### [Assignment]
Read the records below and copy each line that contains "Moments".

### [Materials provided]

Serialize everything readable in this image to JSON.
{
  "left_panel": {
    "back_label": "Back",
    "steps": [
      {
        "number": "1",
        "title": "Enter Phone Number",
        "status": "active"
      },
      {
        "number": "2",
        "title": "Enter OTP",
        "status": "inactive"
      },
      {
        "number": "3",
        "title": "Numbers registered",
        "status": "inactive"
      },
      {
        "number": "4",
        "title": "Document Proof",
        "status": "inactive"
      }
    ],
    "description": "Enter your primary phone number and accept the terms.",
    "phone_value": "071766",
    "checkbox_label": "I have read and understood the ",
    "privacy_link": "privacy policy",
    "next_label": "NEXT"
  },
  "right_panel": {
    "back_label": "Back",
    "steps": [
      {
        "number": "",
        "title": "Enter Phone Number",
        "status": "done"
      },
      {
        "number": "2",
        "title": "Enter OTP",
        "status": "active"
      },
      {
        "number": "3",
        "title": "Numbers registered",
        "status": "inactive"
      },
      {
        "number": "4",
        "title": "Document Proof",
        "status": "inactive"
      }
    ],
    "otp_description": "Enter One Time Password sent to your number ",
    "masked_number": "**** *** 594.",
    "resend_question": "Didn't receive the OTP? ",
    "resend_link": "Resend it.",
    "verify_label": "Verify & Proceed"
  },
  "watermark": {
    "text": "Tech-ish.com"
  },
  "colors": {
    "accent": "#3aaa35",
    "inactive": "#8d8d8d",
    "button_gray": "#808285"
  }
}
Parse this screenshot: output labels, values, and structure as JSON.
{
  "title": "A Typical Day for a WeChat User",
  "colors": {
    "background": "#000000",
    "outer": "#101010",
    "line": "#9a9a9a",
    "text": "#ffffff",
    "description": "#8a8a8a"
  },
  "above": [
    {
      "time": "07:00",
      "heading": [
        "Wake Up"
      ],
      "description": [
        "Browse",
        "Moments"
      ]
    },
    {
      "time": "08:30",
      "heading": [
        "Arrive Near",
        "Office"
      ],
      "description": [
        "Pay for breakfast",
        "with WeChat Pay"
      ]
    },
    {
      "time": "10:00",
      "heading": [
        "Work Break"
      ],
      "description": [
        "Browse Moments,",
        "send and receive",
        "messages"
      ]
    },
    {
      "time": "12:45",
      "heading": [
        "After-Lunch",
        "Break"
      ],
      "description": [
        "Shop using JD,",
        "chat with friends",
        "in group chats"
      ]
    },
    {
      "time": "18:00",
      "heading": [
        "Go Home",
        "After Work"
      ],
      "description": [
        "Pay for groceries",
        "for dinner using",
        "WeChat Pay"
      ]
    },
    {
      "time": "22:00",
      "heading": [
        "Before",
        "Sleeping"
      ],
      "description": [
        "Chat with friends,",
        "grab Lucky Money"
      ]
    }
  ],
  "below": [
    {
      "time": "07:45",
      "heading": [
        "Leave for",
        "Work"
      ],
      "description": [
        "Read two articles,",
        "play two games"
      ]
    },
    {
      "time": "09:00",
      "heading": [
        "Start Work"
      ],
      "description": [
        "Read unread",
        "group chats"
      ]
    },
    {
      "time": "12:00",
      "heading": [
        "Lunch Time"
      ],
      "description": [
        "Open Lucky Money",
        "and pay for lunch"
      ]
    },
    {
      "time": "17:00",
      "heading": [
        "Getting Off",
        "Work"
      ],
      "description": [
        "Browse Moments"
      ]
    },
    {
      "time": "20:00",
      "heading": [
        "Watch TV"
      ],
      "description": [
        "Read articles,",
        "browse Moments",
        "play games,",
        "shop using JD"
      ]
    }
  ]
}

### [Problem solution]
        "Moments"
        "Browse Moments,",
        "Browse Moments"
        "browse Moments",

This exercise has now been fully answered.